Goethe, the author of Faust, is the towering German literary figure. But he also saw himself as a scientist and put forward ideas on plant form which prefigure yet clash with the concepts of modern botany, informed by the insights of Darwinian evolutionary thought.
 
4.30pm – Chris Murray (English, School of Humanities) – Frankenstein and Comics
 
This illustrated talk will explore the many adaptations of Frankenstein in comics and graphic novels, with a special emphasis on comics responding to the novel produced by creators associated with the Scottish Centre for Comics Studies and Dundee Comics Creative Space.
 
4.45pm – Graeme Stevenson (Music) – A Body of Music
 
The “heart” and “eyes” are frequently mentioned in love songs but there’s a long history of anatomical references in music. Graeme will talk about and play some examples of these works including music by Buxtehude and Marin Marais.
 
5pm – Finish

Sculpture in the City – new exhibition
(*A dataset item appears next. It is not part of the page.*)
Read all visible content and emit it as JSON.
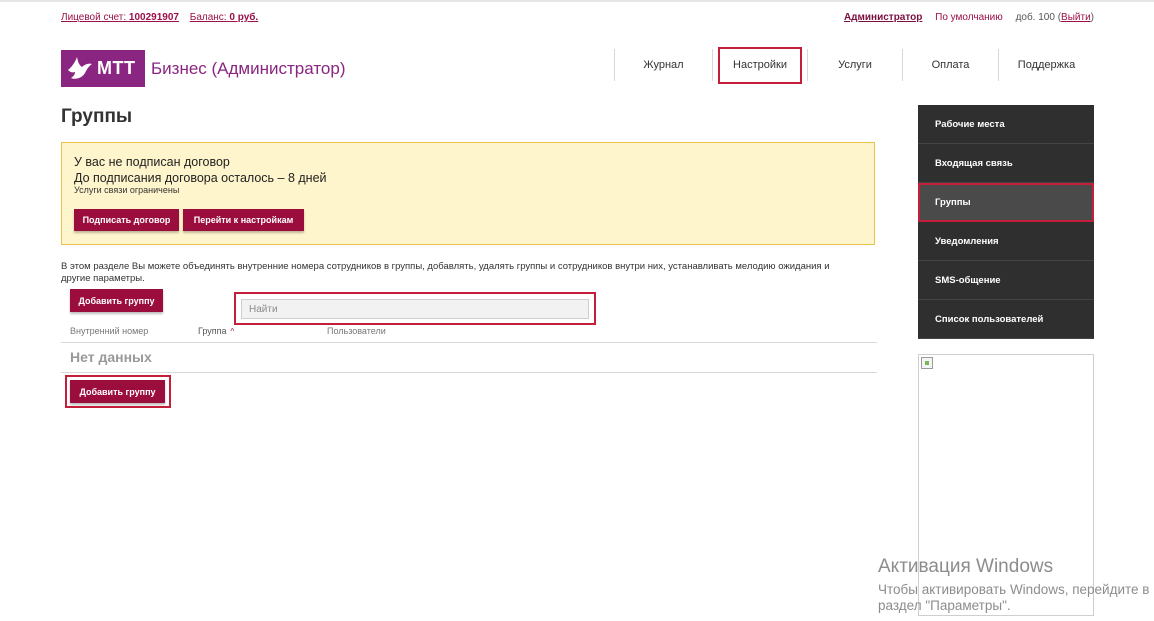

From the Curator of Museum Services at the University of Dundee :
 
Over the summer, Museum Services has been working with Art UK, Historic Environment Scotland, the Menzieshill Photography Group and other volunteers to map and record Dundee’s amazing collection of public art. 
 
We have so far documented over 450 pieces and you can now see a selection of photographs taken by our volunteers in a new exhibition, Sculpture in the City – Celebrating Public Art in Dundee, showing in the Sharing Not Hoarding poster boards on the north east corner of Slessor Gardens. 
 
The exhibition features striking photographs of public sculpture and has been funded by Art UK using HLF funding as part of its Sculpture Around You programme. It has been curated by Museum Services with artist David Oudney. 
 
We have various other plans to promote public art in Dundee, including another exhibition by the Menzieshill Photography Group coming up at Dundee Central Library and a new Facebook page here.
 
The exhibition runs until 2 November. Find out more on the Sharing Not Hoarding website here.